Shionogi is teaming up with the Global Antibiotic Research and Development Partnership (GARDP) and the Clinton Health Access Initiative (CHAI) in a bid to boost antibiotic access worldwide.
The troika hinges on the antibiotic cefiderocol, which is used to treat serious Gram-negative bacterial infections that may be resistant to other antibiotics, the partners explained in a release. Approved by the U.S. FDA in 2019 and the European Medicines Agency in 2020, cefiderocol recently found its way onto the World Health Organization’s (WHO’s) Model List of Essential Medicines, too.
Antimicrobial resistance is a mounting problem around the globe, and it’s expected to contribute to 700,000 deaths each year worldwide, WHO points out on its cefiderocol fact page. “If action is not taken, it is estimated that 10 million lives a year will be at risk from drug-resistant infections by 2050,” the organization warns.
Meanwhile, the problem could be even worse than expected, Shionogi, GARDP and CHAI argued, citing a recent study that found antibiotic resistance caused nearly 1.3 million deaths worldwide in 2019, almost double previous estimates.
Working with Shionogi, Swiss not-for-profit organization GARDP will produce and sell cefiderocol through sub-licensees in a “large range of countries that have delayed access (if any) to newer antibiotics,” the partners said.

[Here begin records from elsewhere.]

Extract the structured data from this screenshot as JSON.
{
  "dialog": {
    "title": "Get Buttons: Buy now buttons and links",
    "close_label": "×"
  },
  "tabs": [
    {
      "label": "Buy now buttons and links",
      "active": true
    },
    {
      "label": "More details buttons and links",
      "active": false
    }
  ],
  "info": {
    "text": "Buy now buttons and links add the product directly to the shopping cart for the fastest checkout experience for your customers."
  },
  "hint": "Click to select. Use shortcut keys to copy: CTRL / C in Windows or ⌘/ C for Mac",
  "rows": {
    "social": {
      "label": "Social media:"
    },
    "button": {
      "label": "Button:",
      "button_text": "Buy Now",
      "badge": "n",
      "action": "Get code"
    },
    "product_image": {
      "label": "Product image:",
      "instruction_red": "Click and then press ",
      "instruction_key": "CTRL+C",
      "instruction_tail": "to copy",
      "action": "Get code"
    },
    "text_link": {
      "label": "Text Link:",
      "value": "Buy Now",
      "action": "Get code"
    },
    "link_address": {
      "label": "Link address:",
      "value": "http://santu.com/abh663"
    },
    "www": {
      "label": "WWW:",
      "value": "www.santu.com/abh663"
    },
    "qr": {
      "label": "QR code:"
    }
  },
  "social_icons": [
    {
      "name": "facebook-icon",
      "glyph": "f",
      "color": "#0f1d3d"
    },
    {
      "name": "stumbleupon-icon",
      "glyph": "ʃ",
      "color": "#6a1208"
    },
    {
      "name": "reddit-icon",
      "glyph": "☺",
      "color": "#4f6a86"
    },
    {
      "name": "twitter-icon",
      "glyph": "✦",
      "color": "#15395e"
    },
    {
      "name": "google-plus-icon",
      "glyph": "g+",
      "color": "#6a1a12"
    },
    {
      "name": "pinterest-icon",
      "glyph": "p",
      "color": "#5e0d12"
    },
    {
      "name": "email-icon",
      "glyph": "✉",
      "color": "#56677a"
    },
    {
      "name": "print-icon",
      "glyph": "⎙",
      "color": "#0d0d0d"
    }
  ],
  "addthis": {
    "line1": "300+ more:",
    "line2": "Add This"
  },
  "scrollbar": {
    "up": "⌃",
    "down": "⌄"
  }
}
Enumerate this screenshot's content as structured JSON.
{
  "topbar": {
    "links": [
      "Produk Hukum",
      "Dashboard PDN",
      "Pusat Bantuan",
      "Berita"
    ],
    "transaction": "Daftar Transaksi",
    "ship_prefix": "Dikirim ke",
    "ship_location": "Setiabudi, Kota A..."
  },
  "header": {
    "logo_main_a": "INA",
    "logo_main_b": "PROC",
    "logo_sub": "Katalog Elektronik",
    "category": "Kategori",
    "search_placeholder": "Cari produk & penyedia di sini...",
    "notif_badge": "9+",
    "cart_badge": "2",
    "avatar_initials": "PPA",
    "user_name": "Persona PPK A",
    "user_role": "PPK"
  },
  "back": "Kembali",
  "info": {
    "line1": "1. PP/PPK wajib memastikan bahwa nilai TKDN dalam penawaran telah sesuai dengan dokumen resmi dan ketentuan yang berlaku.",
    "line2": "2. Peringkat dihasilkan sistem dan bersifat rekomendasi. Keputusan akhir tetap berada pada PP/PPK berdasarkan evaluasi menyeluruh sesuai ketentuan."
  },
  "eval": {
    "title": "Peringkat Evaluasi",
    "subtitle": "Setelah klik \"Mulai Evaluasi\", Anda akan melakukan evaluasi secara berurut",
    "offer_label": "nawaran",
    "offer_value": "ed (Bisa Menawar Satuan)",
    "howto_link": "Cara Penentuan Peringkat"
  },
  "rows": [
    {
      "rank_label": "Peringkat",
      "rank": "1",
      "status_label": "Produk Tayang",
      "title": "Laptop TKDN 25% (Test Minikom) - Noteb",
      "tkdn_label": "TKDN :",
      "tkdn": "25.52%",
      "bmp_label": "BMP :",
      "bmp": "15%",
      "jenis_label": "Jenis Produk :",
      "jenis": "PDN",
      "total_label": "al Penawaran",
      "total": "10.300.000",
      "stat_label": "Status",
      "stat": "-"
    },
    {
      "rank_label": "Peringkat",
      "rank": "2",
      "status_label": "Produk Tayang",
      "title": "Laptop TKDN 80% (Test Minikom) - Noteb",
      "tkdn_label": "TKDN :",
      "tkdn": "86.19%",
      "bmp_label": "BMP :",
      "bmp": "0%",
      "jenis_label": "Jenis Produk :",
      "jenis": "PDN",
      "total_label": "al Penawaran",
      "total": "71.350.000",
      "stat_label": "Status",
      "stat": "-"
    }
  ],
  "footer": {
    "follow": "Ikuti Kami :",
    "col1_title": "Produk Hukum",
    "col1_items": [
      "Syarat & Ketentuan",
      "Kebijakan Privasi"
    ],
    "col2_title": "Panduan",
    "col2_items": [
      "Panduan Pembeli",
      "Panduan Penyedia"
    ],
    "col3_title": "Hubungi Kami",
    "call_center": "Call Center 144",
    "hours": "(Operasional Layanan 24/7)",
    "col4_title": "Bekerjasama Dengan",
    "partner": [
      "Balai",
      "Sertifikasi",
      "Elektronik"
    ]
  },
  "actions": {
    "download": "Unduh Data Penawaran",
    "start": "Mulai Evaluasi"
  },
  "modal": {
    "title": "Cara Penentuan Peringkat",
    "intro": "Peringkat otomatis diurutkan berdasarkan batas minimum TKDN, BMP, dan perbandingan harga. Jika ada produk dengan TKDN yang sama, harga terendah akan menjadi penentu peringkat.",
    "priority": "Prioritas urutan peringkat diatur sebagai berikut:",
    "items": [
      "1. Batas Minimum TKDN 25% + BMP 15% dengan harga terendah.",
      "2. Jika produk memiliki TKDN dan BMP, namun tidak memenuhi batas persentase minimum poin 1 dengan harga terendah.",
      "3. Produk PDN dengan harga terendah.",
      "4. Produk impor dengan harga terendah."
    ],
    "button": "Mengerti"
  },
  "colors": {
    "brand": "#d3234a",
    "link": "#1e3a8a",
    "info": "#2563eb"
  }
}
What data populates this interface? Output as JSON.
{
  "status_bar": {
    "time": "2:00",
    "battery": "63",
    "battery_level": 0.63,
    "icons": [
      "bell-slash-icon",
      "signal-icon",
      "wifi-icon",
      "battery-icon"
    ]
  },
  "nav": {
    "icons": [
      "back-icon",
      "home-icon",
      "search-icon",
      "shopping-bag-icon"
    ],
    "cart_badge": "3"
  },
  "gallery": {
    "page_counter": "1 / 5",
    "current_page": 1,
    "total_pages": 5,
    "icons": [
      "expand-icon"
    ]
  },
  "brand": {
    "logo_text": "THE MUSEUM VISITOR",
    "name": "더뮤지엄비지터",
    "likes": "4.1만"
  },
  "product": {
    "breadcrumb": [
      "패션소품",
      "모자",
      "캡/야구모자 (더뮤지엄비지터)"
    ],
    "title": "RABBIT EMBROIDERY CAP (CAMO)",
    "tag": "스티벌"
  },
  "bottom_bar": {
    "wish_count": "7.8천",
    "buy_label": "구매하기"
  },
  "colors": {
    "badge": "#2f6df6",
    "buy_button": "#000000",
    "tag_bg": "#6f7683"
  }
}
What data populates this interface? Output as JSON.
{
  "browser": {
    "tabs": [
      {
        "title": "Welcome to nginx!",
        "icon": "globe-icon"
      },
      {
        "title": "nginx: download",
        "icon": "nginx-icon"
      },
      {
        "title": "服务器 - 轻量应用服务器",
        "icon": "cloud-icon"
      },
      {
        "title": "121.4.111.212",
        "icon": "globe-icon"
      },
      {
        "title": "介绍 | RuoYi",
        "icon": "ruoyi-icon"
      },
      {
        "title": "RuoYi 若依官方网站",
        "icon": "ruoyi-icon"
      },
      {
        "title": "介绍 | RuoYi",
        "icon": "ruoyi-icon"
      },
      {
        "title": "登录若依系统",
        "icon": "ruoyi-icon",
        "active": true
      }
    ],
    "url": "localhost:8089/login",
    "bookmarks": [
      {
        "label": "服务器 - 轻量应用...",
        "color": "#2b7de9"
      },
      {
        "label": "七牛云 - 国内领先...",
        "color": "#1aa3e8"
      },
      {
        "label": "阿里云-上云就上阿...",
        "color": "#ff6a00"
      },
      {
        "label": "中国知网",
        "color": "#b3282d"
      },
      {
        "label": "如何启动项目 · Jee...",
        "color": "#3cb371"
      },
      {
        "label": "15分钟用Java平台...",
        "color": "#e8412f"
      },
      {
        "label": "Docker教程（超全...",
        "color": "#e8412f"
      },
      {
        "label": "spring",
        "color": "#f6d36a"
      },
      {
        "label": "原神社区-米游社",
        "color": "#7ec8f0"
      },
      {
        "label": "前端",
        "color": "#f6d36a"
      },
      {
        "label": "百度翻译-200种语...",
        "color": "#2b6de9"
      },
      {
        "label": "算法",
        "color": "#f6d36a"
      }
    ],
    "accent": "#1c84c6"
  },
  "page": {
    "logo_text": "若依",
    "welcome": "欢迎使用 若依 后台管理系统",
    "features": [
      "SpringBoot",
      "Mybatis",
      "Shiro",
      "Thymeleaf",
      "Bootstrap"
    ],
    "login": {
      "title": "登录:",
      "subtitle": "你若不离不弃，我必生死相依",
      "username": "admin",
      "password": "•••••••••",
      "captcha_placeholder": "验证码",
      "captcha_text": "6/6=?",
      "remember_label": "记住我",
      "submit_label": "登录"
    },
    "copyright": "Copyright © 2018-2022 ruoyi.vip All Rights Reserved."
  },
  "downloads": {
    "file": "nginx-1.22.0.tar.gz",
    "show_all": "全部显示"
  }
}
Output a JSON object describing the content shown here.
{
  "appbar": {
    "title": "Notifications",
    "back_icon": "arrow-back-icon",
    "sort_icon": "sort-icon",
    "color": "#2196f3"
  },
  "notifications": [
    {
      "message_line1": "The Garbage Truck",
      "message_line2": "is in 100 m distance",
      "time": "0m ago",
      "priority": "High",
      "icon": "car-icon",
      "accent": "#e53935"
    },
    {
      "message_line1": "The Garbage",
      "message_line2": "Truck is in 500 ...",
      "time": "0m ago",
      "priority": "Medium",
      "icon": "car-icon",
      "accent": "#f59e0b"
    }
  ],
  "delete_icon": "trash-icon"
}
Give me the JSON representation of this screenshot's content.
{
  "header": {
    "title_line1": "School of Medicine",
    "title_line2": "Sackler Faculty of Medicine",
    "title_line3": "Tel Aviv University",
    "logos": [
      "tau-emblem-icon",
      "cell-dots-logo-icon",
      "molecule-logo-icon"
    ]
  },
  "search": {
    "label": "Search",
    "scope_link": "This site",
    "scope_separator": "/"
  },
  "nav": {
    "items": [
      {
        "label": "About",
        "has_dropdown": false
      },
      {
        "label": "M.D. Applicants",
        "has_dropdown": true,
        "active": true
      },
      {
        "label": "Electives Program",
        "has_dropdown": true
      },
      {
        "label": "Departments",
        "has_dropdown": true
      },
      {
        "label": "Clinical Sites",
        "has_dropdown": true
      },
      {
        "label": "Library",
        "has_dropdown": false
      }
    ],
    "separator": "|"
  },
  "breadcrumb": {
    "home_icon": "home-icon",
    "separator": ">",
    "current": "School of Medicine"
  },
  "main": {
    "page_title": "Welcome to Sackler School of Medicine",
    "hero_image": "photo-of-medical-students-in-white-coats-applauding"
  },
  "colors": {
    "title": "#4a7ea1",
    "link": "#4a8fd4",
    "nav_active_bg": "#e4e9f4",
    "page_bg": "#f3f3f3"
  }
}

The license is expected to cover “all low-income countries, most lower middle- and upper middle-income countries,” as well as “select” high income countries. That’s 135 countries altogether, or about 75% of countries worldwide, the partners pointed out.
The license territory “includes a significant proportion of the world’s population living in areas most affected by antibiotic resistance,” the triumvirate added.
Getting the antibiotic to patients will require the partners to surmount several “technical, legal, regulatory and economic barriers,” which is where the Clinton Health Access Initiative comes in. CHAI, for its part, is well versed in working with the public and private sectors to “reshape markets and introduce medicines in countries around the world,” the partners added.
As for how that will look in practice, pricing models and distribution frameworks still need to be hammered out, Jennifer Cohn, global access project leader at GARDP, told Stat News.
Under the collaboration, Shionogi, GARDP and CHAI will coordinate with health ministries and other experts in a bid to bolster “hospital-based stewardship programs that ensure appropriate use,” which is especially important on the quest to avoid fueling resistance to cefiderocol.
The license deal marks the “first” for an antibiotic to treat serious bacterial infections “between a pharmaceutical company and a non-profit organization driven by public health priorities,” Shionogi said. What’s more, the project has a “broader purpose” insofar as it could “pave the way for antibiotic access more generally.”
Shionogi and GARDP will publish their license agreement in hopes that it could serve as a “baseline” for similar agreements moving forward.
Elsewhere, the U.K. could soon roll out a new Netflix-adjacent subscription-like model for Shionogi’s cefiderocol and Pfizer’s ceftazidime/avibactam, also known as Zavicefta, Pharmaphorum reports.
The country’s Department of Health, NHS England and NICE have wrapped up an evaluation of the two antibiotics, which the NHS in England would pay to access for a fixed annual fee of 10 million pounds sterling, calculated based on the value the meds present to the health service regardless of how much is used to treat patients, the news outlet explains.
The proposed contracts are still in the draft stages and would last for 10 years. They’re expected to be finalized in the coming weeks. Pfizer and Shionogi presented their drugs for consideration in the framework when it was unveiled back in 2019, Pharmaphorum added.